═════ Supplied data ═════

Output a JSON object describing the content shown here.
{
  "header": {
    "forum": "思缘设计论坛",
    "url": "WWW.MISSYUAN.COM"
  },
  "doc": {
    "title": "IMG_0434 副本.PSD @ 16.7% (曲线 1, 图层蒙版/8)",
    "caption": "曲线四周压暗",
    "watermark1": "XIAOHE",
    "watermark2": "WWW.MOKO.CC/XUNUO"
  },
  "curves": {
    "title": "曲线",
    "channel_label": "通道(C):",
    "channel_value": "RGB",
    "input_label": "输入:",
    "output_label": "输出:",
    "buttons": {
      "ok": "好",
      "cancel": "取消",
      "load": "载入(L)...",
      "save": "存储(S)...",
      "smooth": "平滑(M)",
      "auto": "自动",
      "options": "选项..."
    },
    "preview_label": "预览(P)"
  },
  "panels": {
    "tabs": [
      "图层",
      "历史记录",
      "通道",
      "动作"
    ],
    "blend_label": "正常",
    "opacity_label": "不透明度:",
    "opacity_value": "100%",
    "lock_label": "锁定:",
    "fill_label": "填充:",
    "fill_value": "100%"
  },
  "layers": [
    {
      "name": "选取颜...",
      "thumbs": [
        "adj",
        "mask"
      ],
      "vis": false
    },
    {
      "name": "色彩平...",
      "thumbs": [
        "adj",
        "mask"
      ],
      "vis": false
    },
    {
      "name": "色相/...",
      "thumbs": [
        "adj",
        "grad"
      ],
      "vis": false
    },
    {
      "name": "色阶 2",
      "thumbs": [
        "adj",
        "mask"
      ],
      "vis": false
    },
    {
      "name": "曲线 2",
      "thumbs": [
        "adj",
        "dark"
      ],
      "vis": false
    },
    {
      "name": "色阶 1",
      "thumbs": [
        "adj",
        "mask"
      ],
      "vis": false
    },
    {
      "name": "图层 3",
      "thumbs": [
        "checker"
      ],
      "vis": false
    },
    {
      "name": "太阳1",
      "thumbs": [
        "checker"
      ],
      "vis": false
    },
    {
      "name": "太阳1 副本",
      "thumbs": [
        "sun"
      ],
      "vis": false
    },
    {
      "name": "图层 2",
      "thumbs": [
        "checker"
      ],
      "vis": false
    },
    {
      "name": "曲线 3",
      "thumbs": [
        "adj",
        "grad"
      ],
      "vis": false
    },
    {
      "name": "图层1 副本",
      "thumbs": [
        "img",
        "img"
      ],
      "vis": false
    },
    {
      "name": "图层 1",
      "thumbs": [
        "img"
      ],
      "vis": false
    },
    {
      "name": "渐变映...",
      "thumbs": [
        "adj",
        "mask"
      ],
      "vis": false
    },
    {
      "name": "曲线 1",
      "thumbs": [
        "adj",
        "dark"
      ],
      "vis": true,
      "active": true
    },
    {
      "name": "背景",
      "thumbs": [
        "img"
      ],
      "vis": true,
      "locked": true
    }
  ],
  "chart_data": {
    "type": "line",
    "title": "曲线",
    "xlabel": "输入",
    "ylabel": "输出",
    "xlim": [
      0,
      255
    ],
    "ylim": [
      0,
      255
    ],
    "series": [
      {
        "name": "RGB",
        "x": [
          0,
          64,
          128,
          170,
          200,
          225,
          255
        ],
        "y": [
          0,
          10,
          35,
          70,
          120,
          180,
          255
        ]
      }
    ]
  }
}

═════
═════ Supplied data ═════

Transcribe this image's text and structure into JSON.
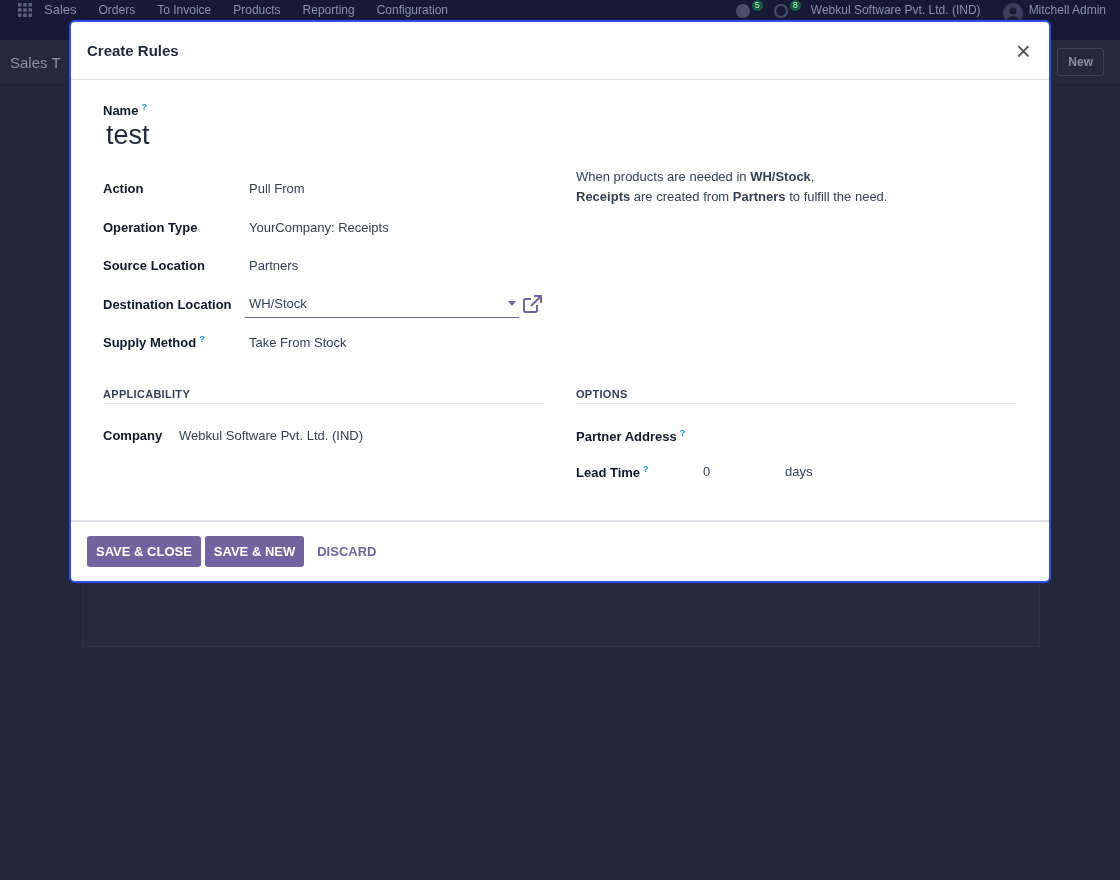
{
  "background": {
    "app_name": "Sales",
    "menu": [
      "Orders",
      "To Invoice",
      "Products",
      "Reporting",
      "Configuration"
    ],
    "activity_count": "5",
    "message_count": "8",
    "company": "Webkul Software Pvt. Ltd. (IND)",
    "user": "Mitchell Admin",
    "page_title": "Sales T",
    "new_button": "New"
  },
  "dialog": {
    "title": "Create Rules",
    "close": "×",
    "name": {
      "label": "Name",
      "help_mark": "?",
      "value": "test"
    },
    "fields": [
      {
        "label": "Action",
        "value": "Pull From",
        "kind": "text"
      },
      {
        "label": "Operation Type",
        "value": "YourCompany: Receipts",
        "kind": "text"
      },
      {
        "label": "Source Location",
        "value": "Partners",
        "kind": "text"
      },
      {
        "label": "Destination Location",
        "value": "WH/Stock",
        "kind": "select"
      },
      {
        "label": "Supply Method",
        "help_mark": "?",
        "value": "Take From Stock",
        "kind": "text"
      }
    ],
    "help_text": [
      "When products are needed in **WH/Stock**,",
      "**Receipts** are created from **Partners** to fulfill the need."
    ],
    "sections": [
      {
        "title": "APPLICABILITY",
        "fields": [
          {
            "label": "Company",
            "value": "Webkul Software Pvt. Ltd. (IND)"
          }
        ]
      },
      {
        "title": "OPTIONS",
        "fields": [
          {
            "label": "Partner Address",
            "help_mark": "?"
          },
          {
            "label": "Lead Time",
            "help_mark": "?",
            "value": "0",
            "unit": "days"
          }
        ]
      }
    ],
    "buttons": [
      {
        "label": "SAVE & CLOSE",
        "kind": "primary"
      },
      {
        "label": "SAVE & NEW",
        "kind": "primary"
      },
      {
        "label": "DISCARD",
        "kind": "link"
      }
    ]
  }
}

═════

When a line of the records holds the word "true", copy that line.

      "vis": true,
      "active": true
      "vis": true,
      "locked": true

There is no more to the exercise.